FRANKFURT (Reuters) - Global rating agencies appear to have learned from past errors and their current assessment may better reflect euro zone vulnerabilities before the continent’s debt crisis, a European Central Bank research paper concluded.
Ratings before 2010 did not serve as a leading indicator of debt and growth risks but there is some evidence that ratings are now more sensitive to institutional factors and economic fundamentals, the authors said in a paper that does not necessarily reflect the ECB’s views.

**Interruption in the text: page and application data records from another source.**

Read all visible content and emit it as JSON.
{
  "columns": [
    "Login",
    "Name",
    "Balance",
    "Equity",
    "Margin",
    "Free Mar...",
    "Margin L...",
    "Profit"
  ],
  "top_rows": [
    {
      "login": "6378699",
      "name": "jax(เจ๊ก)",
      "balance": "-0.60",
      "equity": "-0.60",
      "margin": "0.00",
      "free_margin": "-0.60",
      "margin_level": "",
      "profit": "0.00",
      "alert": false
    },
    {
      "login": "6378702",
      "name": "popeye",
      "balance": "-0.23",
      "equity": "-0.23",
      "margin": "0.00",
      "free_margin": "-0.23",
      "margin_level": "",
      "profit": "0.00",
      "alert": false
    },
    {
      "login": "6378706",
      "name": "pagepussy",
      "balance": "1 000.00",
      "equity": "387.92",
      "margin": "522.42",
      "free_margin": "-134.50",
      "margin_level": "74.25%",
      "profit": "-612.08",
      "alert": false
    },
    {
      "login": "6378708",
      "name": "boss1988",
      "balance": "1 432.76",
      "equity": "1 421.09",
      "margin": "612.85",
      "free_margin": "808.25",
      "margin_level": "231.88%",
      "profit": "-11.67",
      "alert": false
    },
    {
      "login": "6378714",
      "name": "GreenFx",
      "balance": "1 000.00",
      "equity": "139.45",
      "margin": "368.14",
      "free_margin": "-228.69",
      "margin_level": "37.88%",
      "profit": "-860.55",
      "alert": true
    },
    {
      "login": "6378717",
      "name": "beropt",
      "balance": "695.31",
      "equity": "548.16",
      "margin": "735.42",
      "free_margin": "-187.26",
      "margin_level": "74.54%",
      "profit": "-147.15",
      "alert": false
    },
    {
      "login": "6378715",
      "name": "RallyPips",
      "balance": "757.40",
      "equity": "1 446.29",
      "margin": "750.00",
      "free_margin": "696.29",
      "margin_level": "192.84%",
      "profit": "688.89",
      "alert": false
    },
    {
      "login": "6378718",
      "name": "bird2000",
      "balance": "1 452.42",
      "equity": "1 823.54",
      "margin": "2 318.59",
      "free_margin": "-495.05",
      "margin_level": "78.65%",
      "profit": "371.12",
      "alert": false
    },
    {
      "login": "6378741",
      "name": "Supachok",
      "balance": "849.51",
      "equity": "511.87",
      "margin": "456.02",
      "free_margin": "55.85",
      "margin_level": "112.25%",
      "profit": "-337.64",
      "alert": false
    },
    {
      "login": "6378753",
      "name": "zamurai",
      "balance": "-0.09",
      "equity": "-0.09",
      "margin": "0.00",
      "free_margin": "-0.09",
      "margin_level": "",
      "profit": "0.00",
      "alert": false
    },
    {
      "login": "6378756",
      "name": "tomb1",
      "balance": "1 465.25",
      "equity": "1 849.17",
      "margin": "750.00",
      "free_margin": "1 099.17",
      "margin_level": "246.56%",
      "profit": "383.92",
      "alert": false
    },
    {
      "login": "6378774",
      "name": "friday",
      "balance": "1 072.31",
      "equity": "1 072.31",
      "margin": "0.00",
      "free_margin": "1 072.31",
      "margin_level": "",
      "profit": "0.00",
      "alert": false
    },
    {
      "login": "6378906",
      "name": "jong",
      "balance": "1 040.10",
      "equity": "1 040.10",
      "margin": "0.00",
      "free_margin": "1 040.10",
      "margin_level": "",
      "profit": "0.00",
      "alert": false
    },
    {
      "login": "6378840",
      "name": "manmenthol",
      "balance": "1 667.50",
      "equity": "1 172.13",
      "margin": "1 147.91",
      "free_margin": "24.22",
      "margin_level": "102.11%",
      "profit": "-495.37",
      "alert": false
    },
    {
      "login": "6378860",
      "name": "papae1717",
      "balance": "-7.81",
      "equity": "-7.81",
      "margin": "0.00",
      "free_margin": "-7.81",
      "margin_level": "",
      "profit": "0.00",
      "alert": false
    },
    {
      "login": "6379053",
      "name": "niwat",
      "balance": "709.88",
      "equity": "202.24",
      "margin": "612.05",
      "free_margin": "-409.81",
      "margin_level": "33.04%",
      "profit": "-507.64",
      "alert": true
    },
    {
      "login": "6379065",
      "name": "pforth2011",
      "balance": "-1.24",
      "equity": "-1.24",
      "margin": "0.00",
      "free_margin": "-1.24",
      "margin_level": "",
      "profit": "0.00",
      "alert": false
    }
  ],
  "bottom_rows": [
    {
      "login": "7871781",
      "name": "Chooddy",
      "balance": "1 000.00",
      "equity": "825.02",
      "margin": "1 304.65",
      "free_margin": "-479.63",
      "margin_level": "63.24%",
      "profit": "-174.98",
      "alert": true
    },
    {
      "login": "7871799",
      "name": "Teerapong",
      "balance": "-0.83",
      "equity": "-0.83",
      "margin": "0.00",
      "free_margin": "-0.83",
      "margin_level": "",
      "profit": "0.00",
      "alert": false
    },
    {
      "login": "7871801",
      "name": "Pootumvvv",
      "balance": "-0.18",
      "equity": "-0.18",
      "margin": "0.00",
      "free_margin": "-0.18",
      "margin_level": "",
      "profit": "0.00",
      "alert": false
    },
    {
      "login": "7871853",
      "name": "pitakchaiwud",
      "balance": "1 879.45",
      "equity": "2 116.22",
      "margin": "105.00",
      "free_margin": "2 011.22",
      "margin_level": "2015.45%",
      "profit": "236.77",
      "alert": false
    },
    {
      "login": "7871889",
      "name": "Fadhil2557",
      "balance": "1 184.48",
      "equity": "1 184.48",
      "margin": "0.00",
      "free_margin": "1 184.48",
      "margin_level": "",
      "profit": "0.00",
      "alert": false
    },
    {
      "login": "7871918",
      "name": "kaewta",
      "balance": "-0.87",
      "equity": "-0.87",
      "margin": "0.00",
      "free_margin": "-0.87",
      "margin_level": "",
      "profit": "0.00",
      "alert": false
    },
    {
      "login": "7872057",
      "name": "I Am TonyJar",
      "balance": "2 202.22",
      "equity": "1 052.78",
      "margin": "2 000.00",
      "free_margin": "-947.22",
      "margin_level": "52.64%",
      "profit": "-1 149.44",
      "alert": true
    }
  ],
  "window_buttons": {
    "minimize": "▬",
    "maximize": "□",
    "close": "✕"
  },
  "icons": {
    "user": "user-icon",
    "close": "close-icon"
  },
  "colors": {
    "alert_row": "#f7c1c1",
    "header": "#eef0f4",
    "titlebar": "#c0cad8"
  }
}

Some regulators and policymakers questioned the judgment of rating agencies for giving top-notch credit scores to debt that later unraveled, and for failing to properly appreciate the risks in more complex financial instruments.
EU lawmakers implemented new regulations on rating agencies after the crisis but some have called for even more stringent rules.

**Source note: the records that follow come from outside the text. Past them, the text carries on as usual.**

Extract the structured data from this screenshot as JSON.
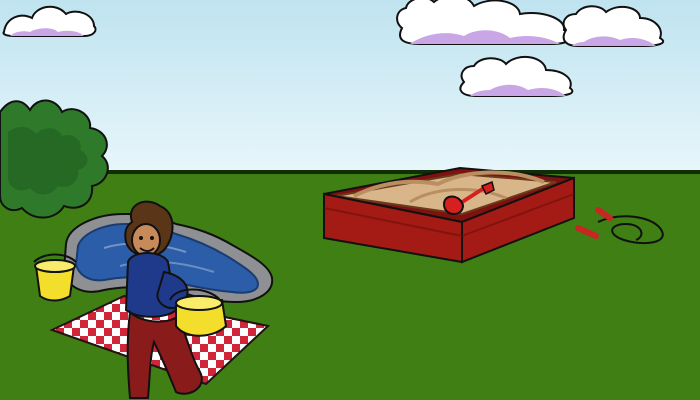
{
  "scene": {
    "colors": {
      "sky_top": "#bfe3ef",
      "sky_bottom": "#e7f6fb",
      "grass": "#3f7f14",
      "horizon": "#0f2d06",
      "cloud_white": "#ffffff",
      "cloud_shade": "#c9a6e6",
      "bush": "#2f7a2a",
      "bush_dark": "#1f5b1f",
      "pond_water": "#2b5da8",
      "pond_rock": "#8f9093",
      "sandbox_wood": "#a31b14",
      "sandbox_wood_dark": "#7f120e",
      "sand": "#d9b58a",
      "sand_dark": "#b98f62",
      "shovel": "#d61f1f",
      "jump_rope_handle": "#c82622",
      "bucket_yellow": "#f4de2c",
      "blanket_red": "#d1263a",
      "blanket_white": "#ffffff",
      "character_shirt": "#1f3a8a",
      "character_pants": "#8a1b1b",
      "character_skin": "#c98a5a",
      "character_hair": "#5a3517"
    },
    "icons": {
      "clouds": "cloud-icon",
      "bush": "bush-icon",
      "pond": "pond-icon",
      "sandbox": "sandbox-icon",
      "shovel": "shovel-icon",
      "jump_rope": "jump-rope-icon",
      "bucket": "bucket-icon",
      "picnic_blanket": "picnic-blanket-icon",
      "character": "character-icon"
    }
  }
}
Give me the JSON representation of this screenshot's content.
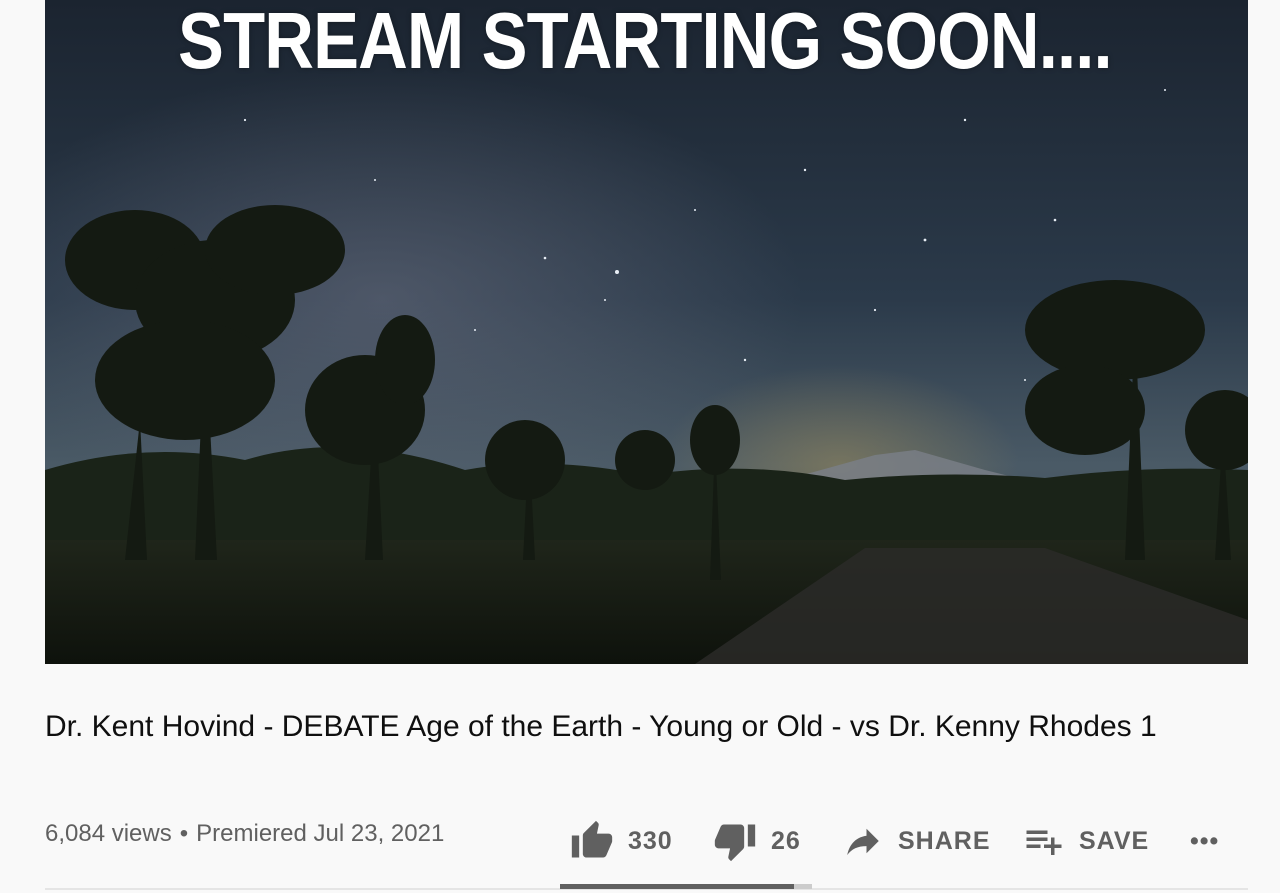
{
  "video": {
    "overlay_text": "STREAM STARTING SOON....",
    "title": "Dr. Kent Hovind - DEBATE Age of the Earth - Young or Old - vs Dr. Kenny Rhodes 1"
  },
  "meta": {
    "views": "6,084 views",
    "separator": "•",
    "premiered": "Premiered Jul 23, 2021"
  },
  "actions": {
    "like_count": "330",
    "dislike_count": "26",
    "share_label": "SHARE",
    "save_label": "SAVE",
    "more_label": "•••"
  },
  "sentiment": {
    "like_ratio": 0.927
  },
  "colors": {
    "page_background": "#f9f9f9",
    "text_primary": "#0f0f0f",
    "text_secondary": "#606060",
    "sentiment_track": "#cccccc",
    "sentiment_fill": "#606060"
  },
  "icons": {
    "like": "thumbs-up-icon",
    "dislike": "thumbs-down-icon",
    "share": "share-arrow-icon",
    "save": "playlist-add-icon",
    "more": "more-horizontal-icon"
  }
}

“While in the pre-sovereign crisis period buoyancy was masking latent vulnerabilities, there appear to have been some learning process by rating agencies since 2010, leading to a swifter adjustment of rating agencies to a move in fundamentals,” the ECB paper, published on Thursday, said.
Rating moves suggest that agencies have attached a higher emphasis to risks stemming from the fiscal dynamics, whereas economic development seemed to have played a stronger role in the pre-crisis period.
“This implies that the current ratings may better reflect the significant vulnerabilities and risks of several euro area countries,” the paper said. “The size of the downgrades observed since the start of the sovereign crisis has been broadly in line with the deterioration of economic fundamentals for most countries.”
Reporting by Balazs Koranyi Editing by Jeremy Gaunt